• **What is expected**
Your task is to output the listing word for word, with pictures excluded.

• **Data**
+---+
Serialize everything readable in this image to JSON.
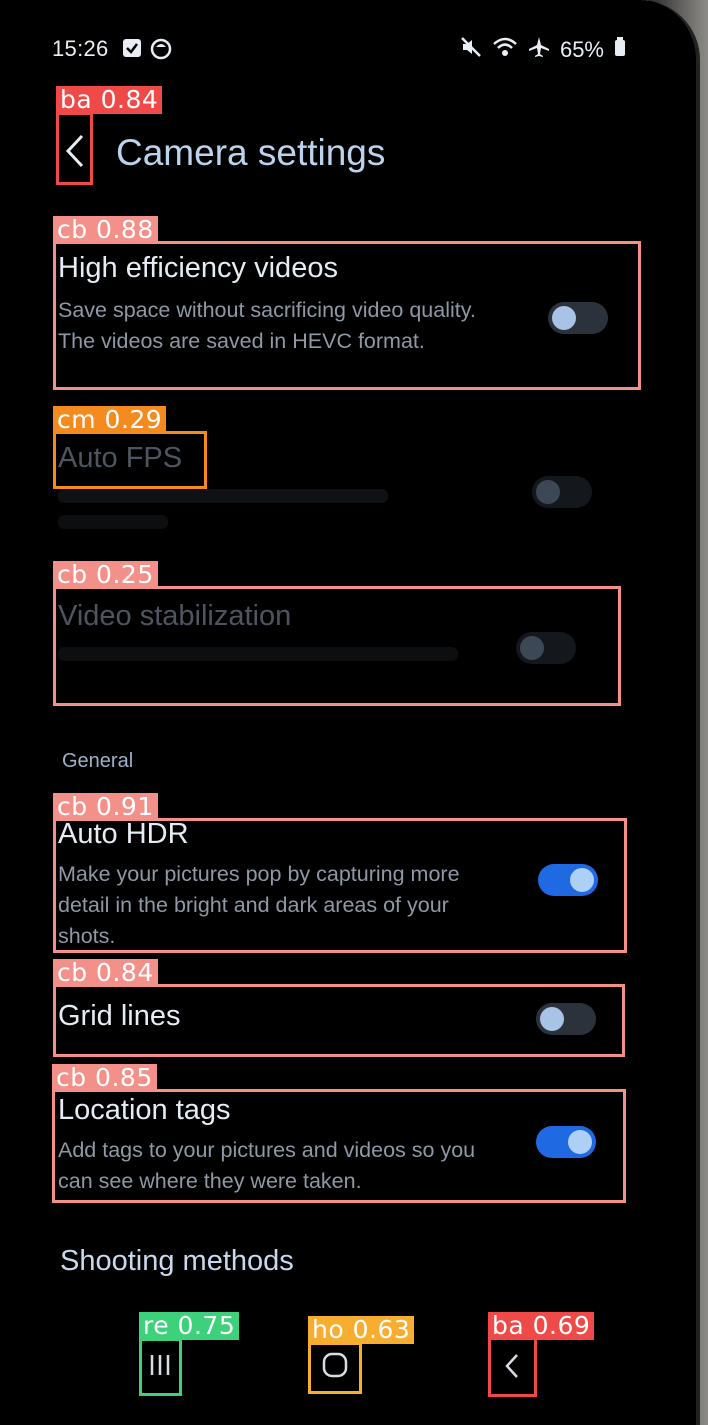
{
  "status_bar": {
    "time": "15:26",
    "battery": "65%"
  },
  "header": {
    "title": "Camera settings"
  },
  "settings": [
    {
      "title": "High efficiency videos",
      "desc": "Save space without sacrificing video quality. The videos are saved in HEVC format.",
      "state": "off"
    },
    {
      "title": "Auto FPS",
      "desc": "",
      "state": "disabled"
    },
    {
      "title": "Video stabilization",
      "desc": "",
      "state": "disabled"
    }
  ],
  "general": {
    "header": "General",
    "items": [
      {
        "title": "Auto HDR",
        "desc": "Make your pictures pop by capturing more detail in the bright and dark areas of your shots.",
        "state": "on"
      },
      {
        "title": "Grid lines",
        "desc": "",
        "state": "off"
      },
      {
        "title": "Location tags",
        "desc": "Add tags to your pictures and videos so you can see where they were taken.",
        "state": "on"
      }
    ]
  },
  "shooting_methods": "Shooting methods",
  "detections": [
    {
      "label": "ba 0.84",
      "color": "#f04a48"
    },
    {
      "label": "cb 0.88",
      "color": "#f4908a"
    },
    {
      "label": "cm 0.29",
      "color": "#f58a1f"
    },
    {
      "label": "cb 0.25",
      "color": "#f4908a"
    },
    {
      "label": "cb 0.91",
      "color": "#f4908a"
    },
    {
      "label": "cb 0.84",
      "color": "#f4908a"
    },
    {
      "label": "cb 0.85",
      "color": "#f4908a"
    },
    {
      "label": "re 0.75",
      "color": "#3dd17b"
    },
    {
      "label": "ho 0.63",
      "color": "#f7ad2f"
    },
    {
      "label": "ba 0.69",
      "color": "#f04a48"
    }
  ]
}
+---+
• **Task output**
Serialize everything readable in this image to JSON.
{
  "status_bar": {
    "time": "15:26",
    "battery": "65%"
  },
  "header": {
    "title": "Camera settings"
  },
  "settings": [
    {
      "title": "High efficiency videos",
      "desc": "Save space without sacrificing video quality. The videos are saved in HEVC format.",
      "state": "off"
    },
    {
      "title": "Auto FPS",
      "desc": "",
      "state": "disabled"
    },
    {
      "title": "Video stabilization",
      "desc": "",
      "state": "disabled"
    }
  ],
  "general": {
    "header": "General",
    "items": [
      {
        "title": "Auto HDR",
        "desc": "Make your pictures pop by capturing more detail in the bright and dark areas of your shots.",
        "state": "on"
      },
      {
        "title": "Grid lines",
        "desc": "",
        "state": "off"
      },
      {
        "title": "Location tags",
        "desc": "Add tags to your pictures and videos so you can see where they were taken.",
        "state": "on"
      }
    ]
  },
  "shooting_methods": "Shooting methods",
  "detections": [
    {
      "label": "ba 0.84",
      "color": "#f04a48"
    },
    {
      "label": "cb 0.88",
      "color": "#f4908a"
    },
    {
      "label": "cm 0.29",
      "color": "#f58a1f"
    },
    {
      "label": "cb 0.25",
      "color": "#f4908a"
    },
    {
      "label": "cb 0.91",
      "color": "#f4908a"
    },
    {
      "label": "cb 0.84",
      "color": "#f4908a"
    },
    {
      "label": "cb 0.85",
      "color": "#f4908a"
    },
    {
      "label": "re 0.75",
      "color": "#3dd17b"
    },
    {
      "label": "ho 0.63",
      "color": "#f7ad2f"
    },
    {
      "label": "ba 0.69",
      "color": "#f04a48"
    }
  ]
}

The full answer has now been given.